Unsure why, Smith continued with his pre-jump warm up. Sythe walked towards Smith with a sullen demeanor about him.
That was when the news broke.
“He told me that the Big West told us we have to go back home,” Smith said.
The Long Beach State junior jumper was set to be the first Big West athlete to compete in two separate events in the NCAA national championships March 13, but received a devastating phone call minutes before starting.
After making the almost 800-mile-trip to Albuquerque, New Mexico, Smith and Sythe were told to pack their bags and head home.
“It’s not easy to have to tell coach Sythe and Jason Smith that they have to come home,” Athletic Director Andy Fee told the 49er on March 12, “one of the worst parts of the job is making that phone call.”
Smith knew that this year’s championships would be different than usual, with the implementation of no spectators already in effect, but he never thought of the possibility of it being canceled.
“When he told me the news, I was just so hurt and sad that this was actually what it had came to,” Smith said. “I didn’t really ask for any specifics, I was just upset.”

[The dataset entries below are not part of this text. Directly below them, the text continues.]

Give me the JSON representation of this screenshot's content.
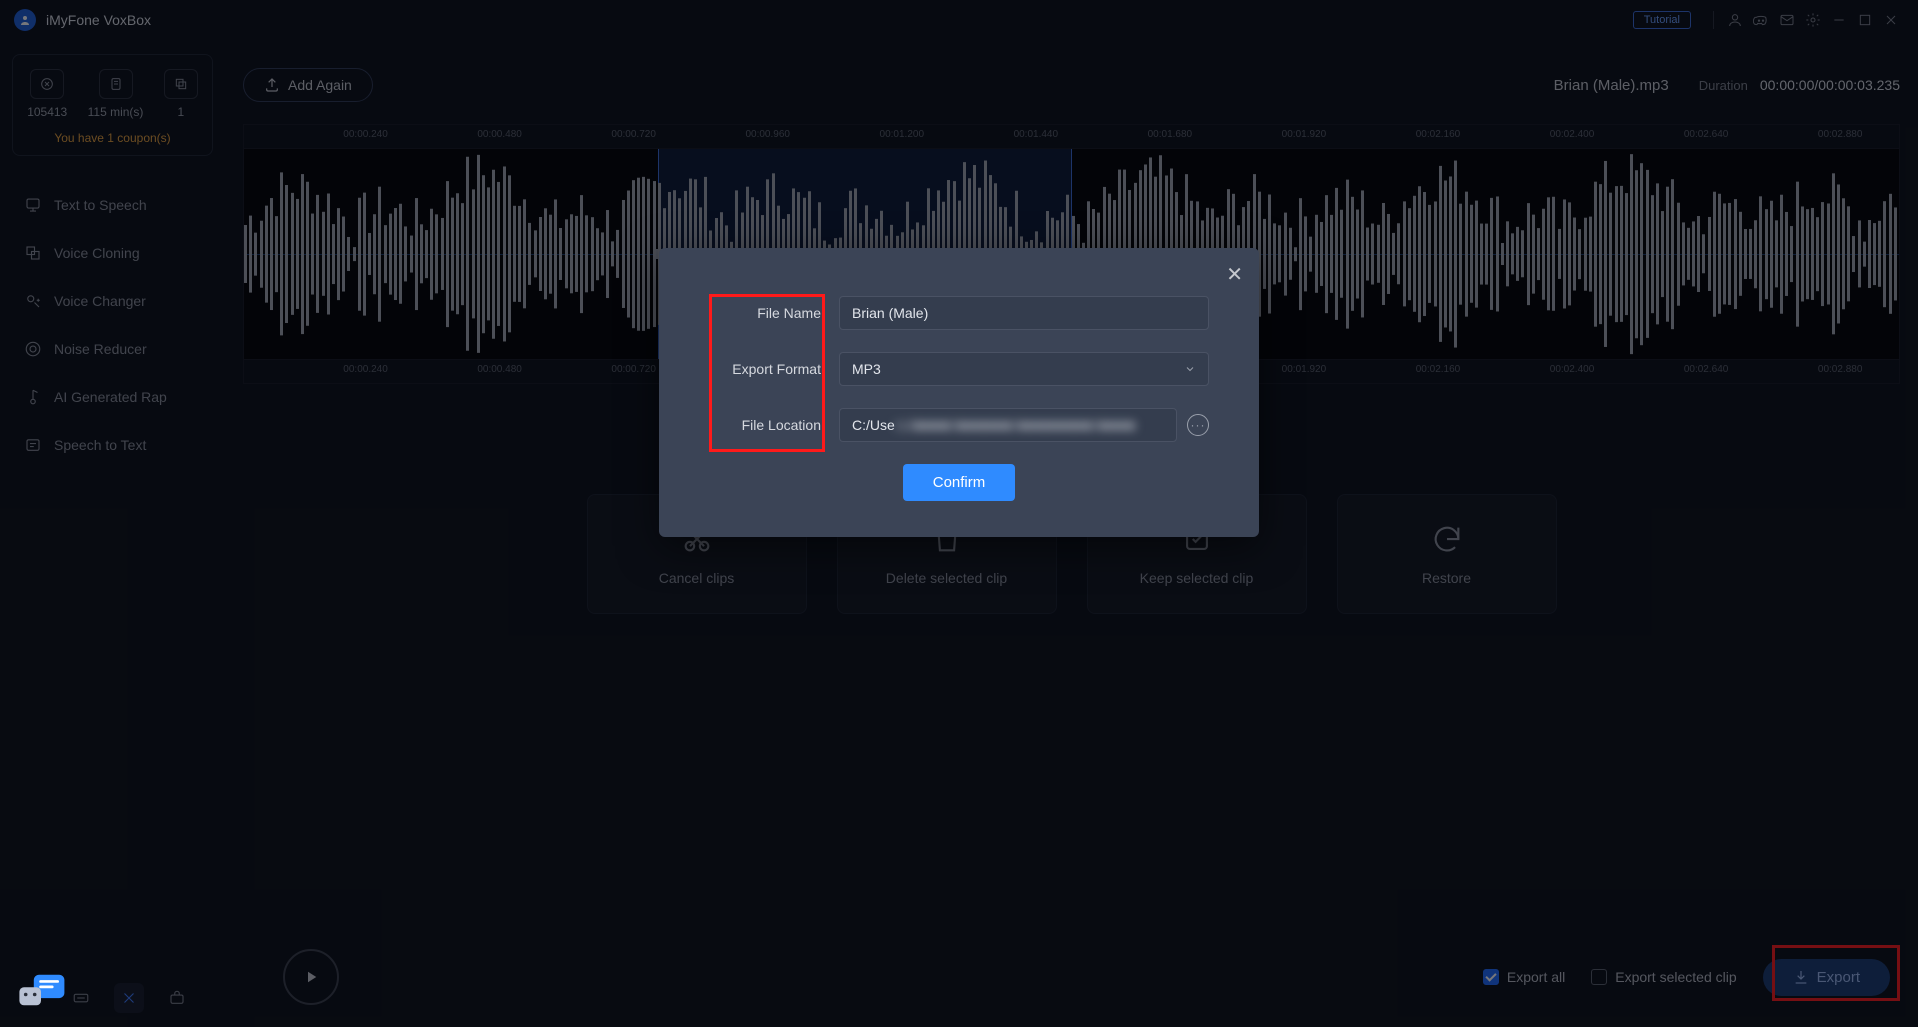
{
  "app": {
    "title": "iMyFone VoxBox",
    "tutorial_label": "Tutorial"
  },
  "sidebar": {
    "stats": [
      {
        "value": "105413"
      },
      {
        "value": "115 min(s)"
      },
      {
        "value": "1"
      }
    ],
    "coupon_text": "You have 1 coupon(s)",
    "items": [
      {
        "label": "Text to Speech"
      },
      {
        "label": "Voice Cloning"
      },
      {
        "label": "Voice Changer"
      },
      {
        "label": "Noise Reducer"
      },
      {
        "label": "AI Generated Rap"
      },
      {
        "label": "Speech to Text"
      }
    ]
  },
  "main": {
    "add_again_label": "Add Again",
    "track_name": "Brian (Male).mp3",
    "duration_label": "Duration",
    "duration_value": "00:00:00/00:00:03.235",
    "ruler_ticks": [
      "00:00.240",
      "00:00.480",
      "00:00.720",
      "00:00.960",
      "00:01.200",
      "00:01.440",
      "00:01.680",
      "00:01.920",
      "00:02.160",
      "00:02.400",
      "00:02.640",
      "00:02.880"
    ],
    "actions": [
      {
        "label": "Cancel clips"
      },
      {
        "label": "Delete selected clip"
      },
      {
        "label": "Keep selected clip"
      },
      {
        "label": "Restore"
      }
    ],
    "export_all_label": "Export all",
    "export_selected_label": "Export selected clip",
    "export_button_label": "Export"
  },
  "modal": {
    "file_name_label": "File Name",
    "file_name_value": "Brian (Male)",
    "export_format_label": "Export Format",
    "export_format_value": "MP3",
    "file_location_label": "File Location",
    "file_location_prefix": "C:/Use",
    "confirm_label": "Confirm"
  }
}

Around the same time Fee delivered the news to Smith and Sythe, the rest of the team back in Long Beach was told as well, who flooded Smith with texts of encouragement and hope.
Smith told his teammates to “stay focused and together,” because, “it’s not just a me thing, this affects everyone.”

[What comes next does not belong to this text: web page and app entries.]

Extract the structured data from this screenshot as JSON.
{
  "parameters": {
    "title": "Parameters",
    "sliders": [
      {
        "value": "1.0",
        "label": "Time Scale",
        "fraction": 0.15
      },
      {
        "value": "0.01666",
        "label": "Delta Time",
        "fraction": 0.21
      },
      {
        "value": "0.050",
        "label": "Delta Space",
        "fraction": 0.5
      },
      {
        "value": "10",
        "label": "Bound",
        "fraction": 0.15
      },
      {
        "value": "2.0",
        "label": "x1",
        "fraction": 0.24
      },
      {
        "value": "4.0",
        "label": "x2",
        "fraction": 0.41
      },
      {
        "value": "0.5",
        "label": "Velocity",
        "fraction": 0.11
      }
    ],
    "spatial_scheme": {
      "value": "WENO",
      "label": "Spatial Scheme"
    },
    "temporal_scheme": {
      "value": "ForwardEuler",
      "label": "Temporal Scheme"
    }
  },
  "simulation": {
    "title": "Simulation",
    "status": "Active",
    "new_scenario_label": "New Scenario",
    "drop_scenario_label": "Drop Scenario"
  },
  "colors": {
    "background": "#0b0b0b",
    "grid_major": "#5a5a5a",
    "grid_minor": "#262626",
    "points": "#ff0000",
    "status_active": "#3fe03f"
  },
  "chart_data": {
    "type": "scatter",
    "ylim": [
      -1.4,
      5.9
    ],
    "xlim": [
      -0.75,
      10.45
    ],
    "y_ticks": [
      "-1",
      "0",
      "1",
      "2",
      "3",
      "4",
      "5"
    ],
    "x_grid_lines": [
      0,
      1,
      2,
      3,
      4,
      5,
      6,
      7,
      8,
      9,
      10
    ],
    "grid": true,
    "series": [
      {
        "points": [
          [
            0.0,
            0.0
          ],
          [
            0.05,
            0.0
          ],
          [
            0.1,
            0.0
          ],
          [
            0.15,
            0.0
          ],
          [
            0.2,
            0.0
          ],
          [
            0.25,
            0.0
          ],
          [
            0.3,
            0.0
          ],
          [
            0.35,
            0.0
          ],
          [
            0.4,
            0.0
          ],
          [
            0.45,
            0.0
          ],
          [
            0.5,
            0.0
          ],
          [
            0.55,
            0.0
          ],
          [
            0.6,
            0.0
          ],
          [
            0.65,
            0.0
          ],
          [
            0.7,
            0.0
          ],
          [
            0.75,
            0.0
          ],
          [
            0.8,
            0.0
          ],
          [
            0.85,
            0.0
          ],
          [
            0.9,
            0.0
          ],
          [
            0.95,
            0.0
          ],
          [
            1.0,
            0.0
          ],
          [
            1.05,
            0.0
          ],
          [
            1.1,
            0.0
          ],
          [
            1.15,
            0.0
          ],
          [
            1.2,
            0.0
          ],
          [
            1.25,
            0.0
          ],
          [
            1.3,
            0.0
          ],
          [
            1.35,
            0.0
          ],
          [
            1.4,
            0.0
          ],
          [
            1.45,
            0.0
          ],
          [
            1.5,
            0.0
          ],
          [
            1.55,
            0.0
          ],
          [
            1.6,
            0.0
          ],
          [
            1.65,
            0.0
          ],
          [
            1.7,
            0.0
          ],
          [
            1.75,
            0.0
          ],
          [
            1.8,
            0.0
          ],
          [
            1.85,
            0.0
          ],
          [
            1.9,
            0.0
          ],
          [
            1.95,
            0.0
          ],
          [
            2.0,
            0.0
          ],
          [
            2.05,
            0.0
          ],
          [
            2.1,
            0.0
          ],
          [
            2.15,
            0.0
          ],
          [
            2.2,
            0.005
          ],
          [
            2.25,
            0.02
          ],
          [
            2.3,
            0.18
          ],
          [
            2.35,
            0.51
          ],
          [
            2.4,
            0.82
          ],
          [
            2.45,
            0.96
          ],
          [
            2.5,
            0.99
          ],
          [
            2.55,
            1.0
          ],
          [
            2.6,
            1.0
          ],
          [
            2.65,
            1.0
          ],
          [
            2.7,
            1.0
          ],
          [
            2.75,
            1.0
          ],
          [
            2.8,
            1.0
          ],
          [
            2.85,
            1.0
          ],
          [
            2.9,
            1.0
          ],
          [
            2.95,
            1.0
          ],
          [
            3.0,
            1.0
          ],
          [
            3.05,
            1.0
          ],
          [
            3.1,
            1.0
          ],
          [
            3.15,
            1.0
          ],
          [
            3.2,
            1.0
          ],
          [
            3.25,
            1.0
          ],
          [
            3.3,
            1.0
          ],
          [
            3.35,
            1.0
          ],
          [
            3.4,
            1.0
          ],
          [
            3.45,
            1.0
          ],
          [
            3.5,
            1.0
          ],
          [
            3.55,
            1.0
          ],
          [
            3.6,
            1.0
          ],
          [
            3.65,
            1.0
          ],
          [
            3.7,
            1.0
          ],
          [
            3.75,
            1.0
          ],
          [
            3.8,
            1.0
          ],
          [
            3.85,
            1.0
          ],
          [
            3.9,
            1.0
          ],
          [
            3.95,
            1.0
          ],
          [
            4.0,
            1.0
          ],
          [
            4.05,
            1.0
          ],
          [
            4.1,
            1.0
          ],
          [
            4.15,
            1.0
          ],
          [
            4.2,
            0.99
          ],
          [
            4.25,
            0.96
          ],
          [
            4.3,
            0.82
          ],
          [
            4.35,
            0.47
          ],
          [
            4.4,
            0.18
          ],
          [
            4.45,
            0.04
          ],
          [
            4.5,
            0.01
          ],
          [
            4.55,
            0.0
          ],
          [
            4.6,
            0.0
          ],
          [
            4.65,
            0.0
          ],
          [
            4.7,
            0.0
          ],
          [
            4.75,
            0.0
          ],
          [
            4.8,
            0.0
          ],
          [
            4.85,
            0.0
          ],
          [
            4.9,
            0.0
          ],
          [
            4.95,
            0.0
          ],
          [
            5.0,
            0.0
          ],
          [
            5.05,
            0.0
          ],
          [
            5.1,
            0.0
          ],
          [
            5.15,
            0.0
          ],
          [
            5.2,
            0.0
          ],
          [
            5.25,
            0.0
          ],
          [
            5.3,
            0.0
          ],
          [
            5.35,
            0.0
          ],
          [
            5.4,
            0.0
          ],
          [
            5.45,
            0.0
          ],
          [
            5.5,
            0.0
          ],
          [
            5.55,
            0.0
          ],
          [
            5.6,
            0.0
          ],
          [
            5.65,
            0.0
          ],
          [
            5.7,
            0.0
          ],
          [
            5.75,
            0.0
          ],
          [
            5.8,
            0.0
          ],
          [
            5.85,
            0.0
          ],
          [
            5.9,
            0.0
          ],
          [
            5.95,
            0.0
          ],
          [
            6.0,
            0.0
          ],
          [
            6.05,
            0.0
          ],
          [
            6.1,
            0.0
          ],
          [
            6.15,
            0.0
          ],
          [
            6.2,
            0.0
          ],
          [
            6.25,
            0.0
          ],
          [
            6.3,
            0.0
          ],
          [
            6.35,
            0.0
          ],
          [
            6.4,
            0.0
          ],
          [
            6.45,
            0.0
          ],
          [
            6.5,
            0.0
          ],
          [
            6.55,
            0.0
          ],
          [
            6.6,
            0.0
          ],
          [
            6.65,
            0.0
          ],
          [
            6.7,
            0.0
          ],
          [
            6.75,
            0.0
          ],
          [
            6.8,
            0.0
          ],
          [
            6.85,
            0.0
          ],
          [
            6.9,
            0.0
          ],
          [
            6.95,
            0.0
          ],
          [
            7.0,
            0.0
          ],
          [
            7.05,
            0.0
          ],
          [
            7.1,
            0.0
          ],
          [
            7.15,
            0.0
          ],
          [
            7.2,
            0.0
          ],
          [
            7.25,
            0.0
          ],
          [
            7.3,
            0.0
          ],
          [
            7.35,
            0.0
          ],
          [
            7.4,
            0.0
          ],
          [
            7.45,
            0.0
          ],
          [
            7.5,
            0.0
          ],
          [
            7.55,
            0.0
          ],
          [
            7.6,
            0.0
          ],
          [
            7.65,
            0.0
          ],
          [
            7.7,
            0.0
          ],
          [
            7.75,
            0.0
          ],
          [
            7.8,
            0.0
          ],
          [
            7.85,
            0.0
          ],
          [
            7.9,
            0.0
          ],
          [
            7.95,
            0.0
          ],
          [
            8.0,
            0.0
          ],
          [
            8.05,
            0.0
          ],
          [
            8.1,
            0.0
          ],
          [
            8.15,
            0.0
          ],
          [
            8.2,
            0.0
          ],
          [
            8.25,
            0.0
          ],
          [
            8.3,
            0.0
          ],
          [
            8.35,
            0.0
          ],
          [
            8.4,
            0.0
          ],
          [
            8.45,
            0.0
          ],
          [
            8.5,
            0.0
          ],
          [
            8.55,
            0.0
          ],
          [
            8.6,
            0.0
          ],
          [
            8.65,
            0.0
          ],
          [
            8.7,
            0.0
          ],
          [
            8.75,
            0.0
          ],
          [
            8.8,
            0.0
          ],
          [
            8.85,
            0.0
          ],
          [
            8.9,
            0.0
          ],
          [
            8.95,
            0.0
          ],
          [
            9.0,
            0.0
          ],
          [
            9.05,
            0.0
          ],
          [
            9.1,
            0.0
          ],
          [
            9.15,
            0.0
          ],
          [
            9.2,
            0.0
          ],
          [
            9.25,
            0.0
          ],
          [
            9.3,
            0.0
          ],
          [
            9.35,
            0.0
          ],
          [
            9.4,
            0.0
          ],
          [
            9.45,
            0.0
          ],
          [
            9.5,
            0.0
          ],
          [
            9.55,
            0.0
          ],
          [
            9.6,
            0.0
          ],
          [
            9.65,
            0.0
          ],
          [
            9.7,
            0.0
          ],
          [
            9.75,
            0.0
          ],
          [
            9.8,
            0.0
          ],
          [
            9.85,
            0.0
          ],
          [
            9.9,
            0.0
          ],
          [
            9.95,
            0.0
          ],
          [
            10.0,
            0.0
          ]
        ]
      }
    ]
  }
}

Once back home and the “alternative instruction” lifestyle had set in, Smith was doing his best to stay on track, meeting with fellow teammates in small groups on their own time to do light workouts.

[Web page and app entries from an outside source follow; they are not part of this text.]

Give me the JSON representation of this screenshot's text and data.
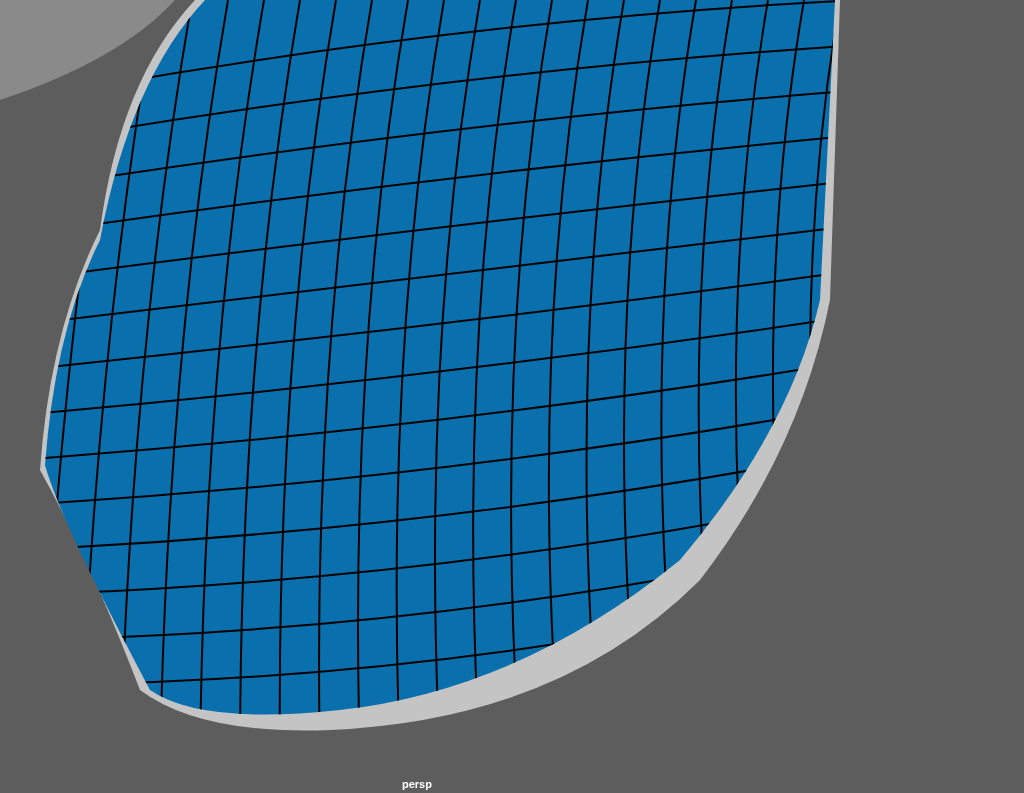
{
  "viewport": {
    "camera_label": "persp"
  }
}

“Literally my morning is occupied by me finding out where I’m going to work out, then going out and doing the workout, then I come home, play ‘[Call of Duty] Warzone,’” Smith said. “Then make a nice little meal and just hang out at the house. It’s a slow life.”
Smith kept his motivation during this slow period with his goal set for competing to qualify for the Tokyo 2020 Summer Olympics.
And then, once again, what he aspired for most was swiftly stolen away.
“I just woke up in the morning to check my phone and I see Tokyo 2020 postponed until 2021,” Smith said. “That was the first time ever that the Olympic games had done this before, and I was just like ‘Wow, that’s crazy.’ I was upset when I heard that.”
Laying in bed wondering how this could possibly happen, Smith checked his phone again, but this time to a text message from his life-long friend’s father.
“I’ve known him since we were like 8 years old and he was like always a father figure in my life, he texted me and was like, ‘Yeah, it’s a bummer that the Olympics got canceled, but maybe next year is going to be a better year for you anyway, you know, things work out in mysterious ways,’” Smith said.
“So I took that to heart and I was like maybe this is for a reason. So even though I heard the news and was upset at first, it was just nice knowing I still have my supporters thinking about me and keeping me positive, motivated,” he added.
Smith said his family is the biggest influence in his life and he’s looking forward to being able to use this extra time given to him to spend with them back home in the Bay Area, whether the circumstances are ideal or not.
“I’m just going to get some R and R with my family, haven’t seen them in a while, so it’ll be nice to be home and reassess and just get the advice from them,” Smith said. “I always talk to them about it, ask them for advice. Just going back home and kind of just developing another plan.”
Although the big events are again a dream, he’s looking forward to the little things for now.
“[Momma’s cooking] absolutely,” he said. “That and just their company, you know, there’s always jokes when I’m home with the family and we’re all together, so that’s just my happy time with them, just spending time with them when we’re all together, that’s what I’m excited for.”